Sotheby’s announced late last week that it too had an entry into the burgeoning market for works of art created by machine learning. During its London Contemporary art day sale on March 6, Sotheby’s will offer a work by Mario Klingemann who is one of the leading artists working with algorithms and machine learning to create imagery. His Memories of Passersby I (£30-40k) endlessly generates new “portraits” based upon its understanding of previous portraiture. Here’s how Sotheby’s describes the work:
Titled Memories of Passersby I, Mario Klingemann’s groundbreaking installation comprises a wooden console table which hosts an AI computer ‘brain’, and two framed screens upon which the machine’s output – disquieting portraits of imagined masculine and feminine faces – blur hypnotically into focus. Differing from the finalised human-curated products of AI which have previously been exhibited or sold at auction, this is the first complete AI model, and only the second ‘AI artwork’, ever to appear on the market.
A remarkable technological feat, the interminable flow of images presented does not follow a predefined choreography, but is instead the result of the AI interpreting its own unique output in real-time; the machine contains all the algorithms that enable it to generate a new and never-repeating combination of portraits for as long as it is running.

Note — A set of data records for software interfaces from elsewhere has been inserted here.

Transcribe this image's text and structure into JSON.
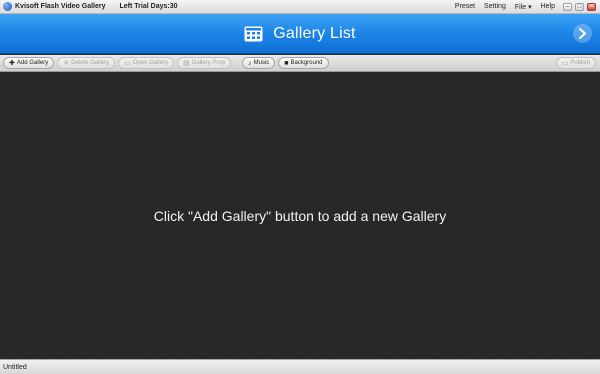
{
  "titlebar": {
    "app_title": "Kvisoft Flash Video Gallery",
    "trial": "Left Trial Days:30",
    "menus": [
      "Preset",
      "Setting",
      "File ▾",
      "Help"
    ]
  },
  "header": {
    "title": "Gallery List"
  },
  "toolbar": {
    "add_gallery": "Add Gallery",
    "delete_gallery": "Delete Gallery",
    "open_gallery": "Open Gallery",
    "gallery_prop": "Gallery Prop",
    "music": "Music",
    "background": "Background",
    "publish": "Publish"
  },
  "main": {
    "hint": "Click \"Add Gallery\" button to add a new Gallery"
  },
  "status": {
    "document": "Untitled"
  },
  "colors": {
    "header_blue": "#1b82e6",
    "canvas_bg": "#262626"
  }
}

Having previously drawn comparisons to Francis Bacon, the conjured faces have been influenced by portraits from the seventeenth to nineteenth centuries, as well as Klingemann’s own penchant for Surrealist works by figures including Max Ernst. Describing the work, the artist explains:
“Memories of Passersby I houses a very powerful machine which creates paintings while you look at them, which I think is quite magical. Neural networks are involved, and you could say that they are the brushes that I’ve learned to use. The machine is in a cycle where it continuously creates new faces that start changing and fading away – it observes itself and creates a feedback loop. Of course, it’s hard for me let it out into the world without me by its side, but I trust that it’s ready to keep creating new portraits forever, as I always hoped it would do. I hope that when people sit and watch these fleeting faces pass by, they will get the same feeling I do”.
Marina Ruiz Colomer, Contemporary Art Specialist and Head of Sotheby’s Contemporary Art Day Auction, says:
“In seeking to subvert more traditional processes of creation, Klingemann’s work presents a truly amazing opportunity to watch an AI brain think in real time, as the machine creates brand new portraits pixel by pixel. To offer a cutting edge piece of technology such as this, which has the power to generate haunting portraits reminiscent of past Masters, is truly unprecedented. It is the nature of Contemporary Art to push boundaries – boundaries which have been, and will continue to be, redefined for centuries. AI art is the latest innovation winning its place in art history books, and Klingemann’s work stands on the precipice of an exciting new era in our field.”